It is a sad commentary on our day that Bible believing Christians place more trust in expediency and pragmatism than they do in the sovereignty of God.
Think I’m overstating the case? Just look at how often you hear the phrase, “We must choose between the lesser of two evils.” And, this is not just reserved for politics. It is manifested in the toleration of antinomian churches, reprobate public schools, and an ungodly media (“What alternatives do we have for entertainment?”).
R.J. Rushdoony hits the nail of the head when he states,
“Without the fixed limits of God’s law, expediency and pragmatism will govern men and lead them from evil to evil.
“We either grow from strength to strength in the Lord, or, by compromise with our reasoning and logic, we become that which we may have once despised and called debased. If we are not the servants of God who believe and obey His every law-word, we become our own law-makers, justifying one evil after another in terms of expediency.”
It is high time we decide how seriously we take our professions of faith, to ensure they are not empty ones.
Sometimes the greatest lessons come in hindsight, once there is distance from a painful time in someone’s life. Listen as one Christian woman discusses her abusive first marriage and how knowing and understanding Biblical law has helped her personally, and to instruct and assist others.
[This essay first appeared in the March/April edition of Faith for All of Life]
Many idiomatic expressions decorate the landscape of our speech. Finding oneself “between a rock and a hard place” is among them. The common understanding involves a situation where one is faced with two equally difficult alternatives. However, the expression does not do justice to reality. If we posit that God’s Word is a faith for all of life, and the attendant faith involves application, then each situation we face may have difficult alternatives, but there will be a righteous one to choose.
As our culture has drifted away even from the superficial Christianity of the past seventy years, we have lost a societal compass that had a basis in Biblical truth, although a remnant of one. Jesus’ words have meaning that are largely lost today when He stated:
Enter ye in at the strait gate: for wide is the gate, and broad is the way that leadeth to destruction, and many there be which go in thereat: Because strait is the gate, and narrow is the way, which leadeth unto life, and few there be that find it. (Matt. 7:13–14)
This podcast originally appeared on the Reconstructionist Radio Network. Listen as I speak with Jennifer Dages, a homeschooling mom with a nursing background who makes health a top priority for her family and herself. She discusses some simple approaches to deal with illness and enhance the prevention of common health problems. You may also want to check out my webinar, To Your Health: Prevention Before a Crisis which originally was posted in 2015.
Many people have resigned themselves to the “reality” that our society is not only violent, but will continue to escalate even more so. As a student of the Bible, I know that when people do things God’s way, blessings follow. The opposite is true when they use the ways of the world.

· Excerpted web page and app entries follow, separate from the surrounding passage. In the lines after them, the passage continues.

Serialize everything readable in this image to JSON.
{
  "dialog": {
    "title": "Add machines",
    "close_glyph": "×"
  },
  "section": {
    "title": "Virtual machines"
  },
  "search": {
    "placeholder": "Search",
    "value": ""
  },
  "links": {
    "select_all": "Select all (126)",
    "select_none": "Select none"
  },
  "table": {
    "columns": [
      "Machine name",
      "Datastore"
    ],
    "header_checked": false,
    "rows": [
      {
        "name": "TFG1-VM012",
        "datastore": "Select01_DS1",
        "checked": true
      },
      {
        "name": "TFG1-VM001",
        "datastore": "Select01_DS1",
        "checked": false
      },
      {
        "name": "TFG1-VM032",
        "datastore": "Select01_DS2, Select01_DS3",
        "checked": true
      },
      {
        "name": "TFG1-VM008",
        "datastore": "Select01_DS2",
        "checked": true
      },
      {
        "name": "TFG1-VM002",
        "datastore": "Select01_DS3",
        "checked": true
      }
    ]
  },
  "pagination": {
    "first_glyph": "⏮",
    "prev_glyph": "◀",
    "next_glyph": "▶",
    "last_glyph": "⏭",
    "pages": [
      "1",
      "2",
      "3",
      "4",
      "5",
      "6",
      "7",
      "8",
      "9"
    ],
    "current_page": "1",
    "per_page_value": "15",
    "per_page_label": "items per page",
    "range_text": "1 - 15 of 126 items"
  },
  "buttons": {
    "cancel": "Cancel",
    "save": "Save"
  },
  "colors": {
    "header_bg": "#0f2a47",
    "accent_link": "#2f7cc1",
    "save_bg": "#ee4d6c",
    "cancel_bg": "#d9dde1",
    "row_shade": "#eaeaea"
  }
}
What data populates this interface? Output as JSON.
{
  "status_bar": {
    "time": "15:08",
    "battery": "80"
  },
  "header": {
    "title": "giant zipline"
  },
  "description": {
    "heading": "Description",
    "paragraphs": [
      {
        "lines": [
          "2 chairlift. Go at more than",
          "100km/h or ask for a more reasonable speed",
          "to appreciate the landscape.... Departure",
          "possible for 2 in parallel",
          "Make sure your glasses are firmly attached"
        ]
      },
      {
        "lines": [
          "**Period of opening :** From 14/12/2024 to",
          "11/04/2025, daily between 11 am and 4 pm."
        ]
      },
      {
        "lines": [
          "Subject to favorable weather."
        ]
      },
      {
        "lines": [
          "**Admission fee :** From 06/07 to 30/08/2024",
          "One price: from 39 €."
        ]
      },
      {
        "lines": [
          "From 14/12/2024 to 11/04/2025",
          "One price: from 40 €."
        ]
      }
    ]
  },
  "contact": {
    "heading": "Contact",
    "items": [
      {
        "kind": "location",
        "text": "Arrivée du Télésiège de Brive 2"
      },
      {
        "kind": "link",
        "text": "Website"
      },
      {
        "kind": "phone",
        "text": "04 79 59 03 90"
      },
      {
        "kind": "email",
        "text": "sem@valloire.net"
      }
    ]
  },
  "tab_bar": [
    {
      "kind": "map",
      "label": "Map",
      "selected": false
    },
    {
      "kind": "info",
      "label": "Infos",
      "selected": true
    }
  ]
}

The Bible instructs us to make our petitions known to God — to pray without ceasing. However, there a lawful way to pray so as to glorify God, and ways that do not. In this Kingdom-driven Family Podcast, my guest, Cathey Brown, and I discuss some current practices when it comes to prayer meetings and how believers share prayer requests.
Much of the conflict in society stems from a systematic breakdown of the Biblical family. Even in Christian circles, after years of investment in the lives of their children, parents are often at a loss as to why their influence wanes. Is a generation gap inevitable?
In this Out of the Question Podcast: Why Don’t My Children Listen to Me Anymore?, my co-host Charles Roberts and I discuss the present weakness of the family.